Moderated by Rui Zhong from the Wilson Center’s Kissinger Institute on China and the United States, this event brought together three panelists to discuss “Cultural Timelines of the COVID-19 Pandemic.” Diana Yeh, from City University of London, spoke about the West’s initial othering of the virus and problematically tokenizing media coverage of the pandemic in the United Kingdom. Beijing correspondent for The Telegraph Sophia Yan commented on the effectiveness of Beijing’s eventual narrative control over the outbreak and propaganda push to emphasize Western countries’ failures to control the virus. Yangyang Cheng, particle physicist and science writer, spoke about the coronavirus transcending borders and the importance of thinking about solutions beyond those that cater to individual states’ interests.
Professor Yeh spoke about the racial attacks and violence toward East Asians in the wake of the “Chinese virus” discourse. She made a point to emphasize that Chinese haven’t been the only Asian ethnic group being attacked and that anyone who looks of East Asian descent could be vulnerable in the current climate. Yeh also mentioned that many Asians in the U.K. have a “business over justice” mindset, wherein they would prefer to preserve their livelihoods and thrive economically than call out racism. In the context of the current Black Lives Matter movement, she said, some Asian voices in the U.K. have been disappointingly silent.
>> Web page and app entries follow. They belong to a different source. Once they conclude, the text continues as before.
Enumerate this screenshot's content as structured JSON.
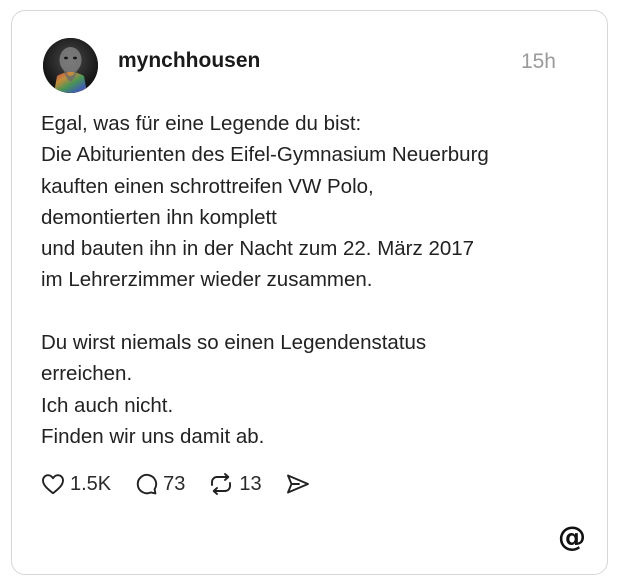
{
  "post": {
    "username": "mynchhousen",
    "timestamp": "15h",
    "lines": [
      "Egal, was für eine Legende du bist:",
      "Die Abiturienten des Eifel-Gymnasium Neuerburg",
      "kauften einen schrottreifen VW Polo,",
      "demontierten ihn komplett",
      "und bauten ihn in der Nacht zum 22. März 2017",
      "im Lehrerzimmer wieder zusammen.",
      "",
      "Du wirst niemals so einen Legendenstatus",
      "erreichen.",
      "Ich auch nicht.",
      "Finden wir uns damit ab."
    ]
  },
  "actions": {
    "likes": "1.5K",
    "comments": "73",
    "reposts": "13"
  },
  "icons": {
    "like": "heart-icon",
    "comment": "speech-bubble-icon",
    "repost": "repost-icon",
    "share": "send-icon",
    "brand": "threads-logo-icon"
  },
  "colors": {
    "text": "#222222",
    "muted": "#9a9a9a",
    "border": "#d7d7d7"
  }
}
Clockwise from top left: Rui Zhong, Yangyang Cheng, Sophia Yan, Diana Yeh.
As Yan pointed out, the coronavirus outbreak might have been the first time many Westerners were really paying close attention to an evolving story coming out of China. The othering and racism might be a result of the underlying alienation of China from the West.
As part of her broader discussion about the new world that will emerge post-covid, Cheng emphasized the importance of pursuing science and reality over nationalism. This crisis might be the moment to mobilize China, the United States, and other countries to move past self-serving strategy and toward much-needed cooperation. In the context of national security and national interests, she said, “We have figured out how to kill each other so much better than we have figured out how to live together.”
— By Johanna Costigan